**Requirement**
Report each line of the records below that holds the word "الرسوم".

**Dataset excerpts**
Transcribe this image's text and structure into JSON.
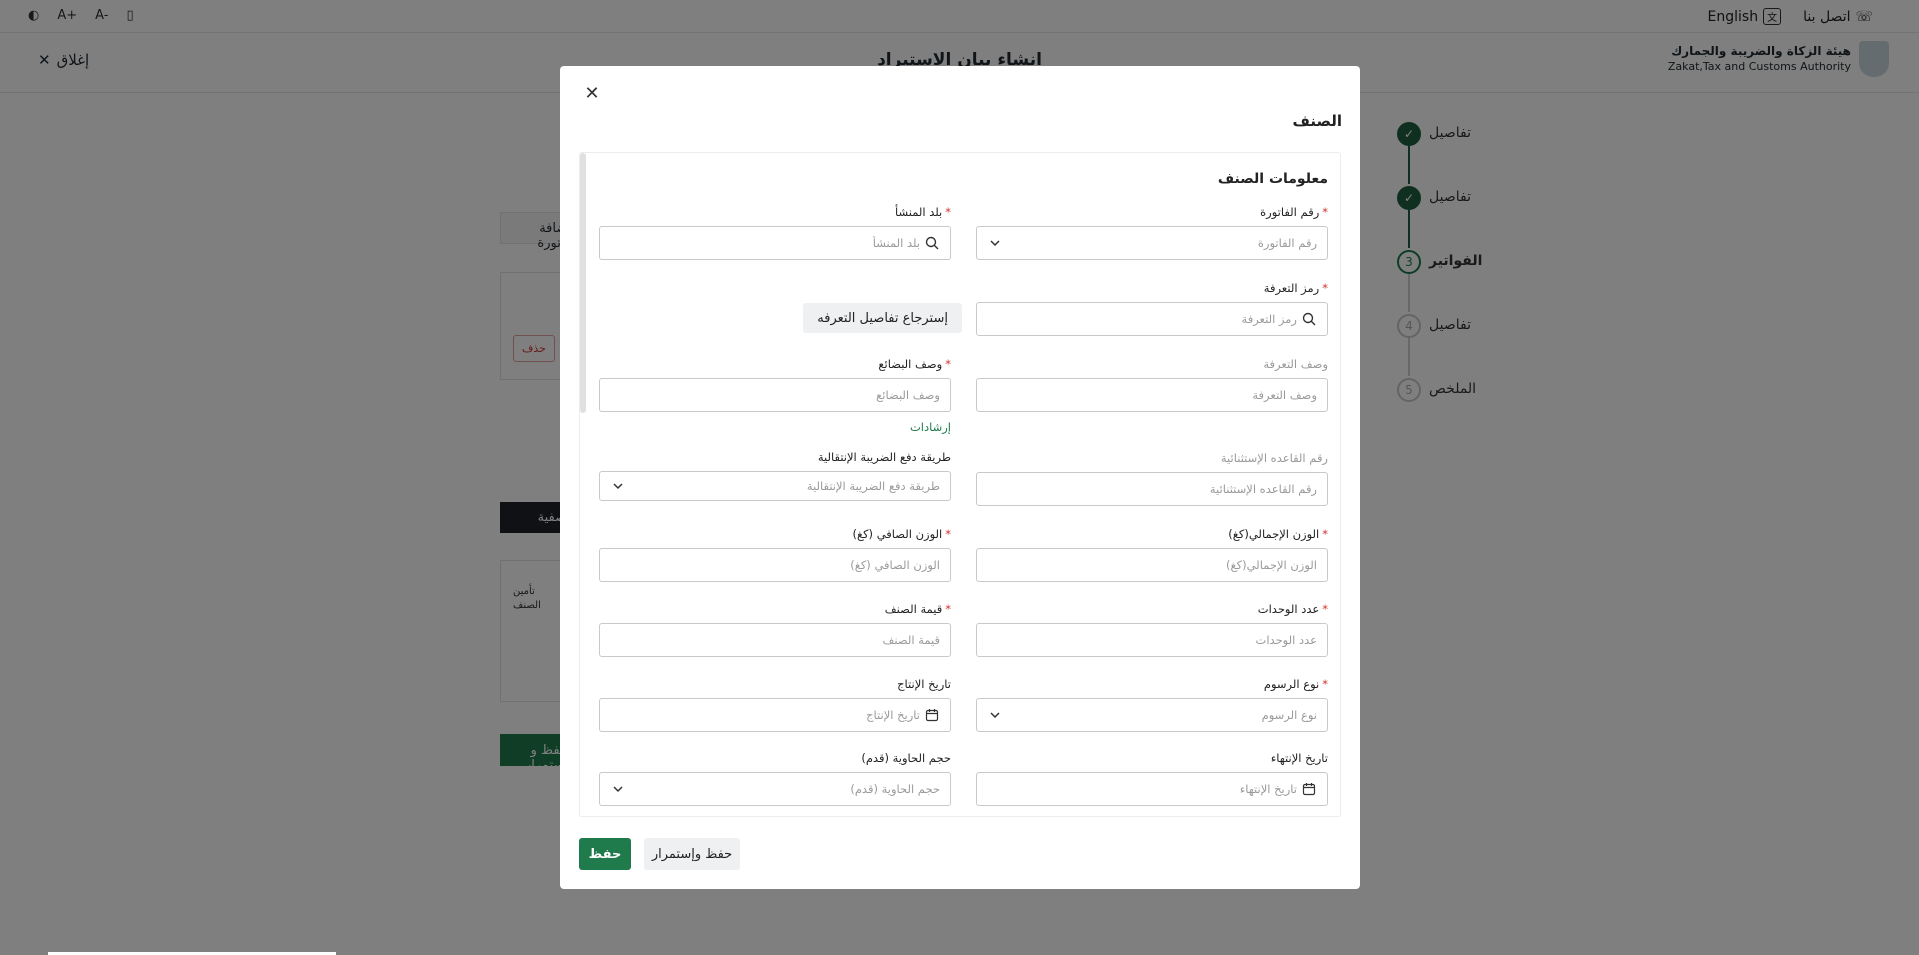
{
  "topbar": {
    "tools_left": [
      "◐",
      "A+",
      "A-",
      "▯"
    ],
    "language_label": "English",
    "contact_label": "اتصل بنا"
  },
  "header": {
    "close_label": "إغلاق",
    "page_title": "انشاء بيان الاستيراد",
    "logo_ar": "هيئة الزكاة والضريبة والجمارك",
    "logo_en": "Zakat,Tax and Customs Authority"
  },
  "stepper": {
    "steps": [
      {
        "label": "تفاصيل",
        "num": "",
        "status": "done"
      },
      {
        "label": "تفاصيل",
        "num": "",
        "status": "done"
      },
      {
        "label": "الفواتير",
        "num": "3",
        "status": "current"
      },
      {
        "label": "تفاصيل",
        "num": "4",
        "status": "todo"
      },
      {
        "label": "الملخص",
        "num": "5",
        "status": "todo"
      }
    ]
  },
  "background": {
    "add_invoice": "إضافة فاتورة",
    "delete": "حذف",
    "filter": "تصفية",
    "insurance": "تأمين الصنف",
    "save_continue": "حفظ و استمرار"
  },
  "modal": {
    "title": "الصنف",
    "section_title": "معلومات الصنف",
    "fields": {
      "invoice_number": {
        "label": "رقم الفاتورة",
        "placeholder": "رقم الفاتورة"
      },
      "origin_country": {
        "label": "بلد المنشأ",
        "placeholder": "بلد المنشأ"
      },
      "tariff_code": {
        "label": "رمز التعرفة",
        "placeholder": "رمز التعرفة"
      },
      "retrieve_button": "إسترجاع تفاصيل التعرفه",
      "tariff_description": {
        "label": "وصف التعرفة",
        "placeholder": "وصف التعرفة"
      },
      "goods_description": {
        "label": "وصف البضائع",
        "placeholder": "وصف البضائع"
      },
      "guidelines_link": "إرشادات",
      "exception_rule": {
        "label": "رقم القاعده الإستثنائية",
        "placeholder": "رقم القاعده الإستثنائية"
      },
      "transit_tax_method": {
        "label": "طريقة دفع الضريبة الإنتقالية",
        "placeholder": "طريقة دفع الضريبة الإنتقالية"
      },
      "gross_weight": {
        "label": "الوزن الإجمالي(كغ)",
        "placeholder": "الوزن الإجمالي(كغ)"
      },
      "net_weight": {
        "label": "الوزن الصافي (كغ)",
        "placeholder": "الوزن الصافي (كغ)"
      },
      "units_count": {
        "label": "عدد الوحدات",
        "placeholder": "عدد الوحدات"
      },
      "item_value": {
        "label": "قيمة الصنف",
        "placeholder": "قيمة الصنف"
      },
      "fee_type": {
        "label": "نوع الرسوم",
        "placeholder": "نوع الرسوم"
      },
      "production_date": {
        "label": "تاريخ الإنتاج",
        "placeholder": "تاريخ الإنتاج"
      },
      "expiry_date": {
        "label": "تاريخ الإنتهاء",
        "placeholder": "تاريخ الإنتهاء"
      },
      "container_size": {
        "label": "حجم الحاوية (قدم)",
        "placeholder": "حجم الحاوية (قدم)"
      }
    },
    "save_button": "حفظ",
    "save_continue_button": "حفظ وإستمرار"
  }
}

**Answer to this exercise**
        "label": "نوع الرسوم",
        "placeholder": "نوع الرسوم"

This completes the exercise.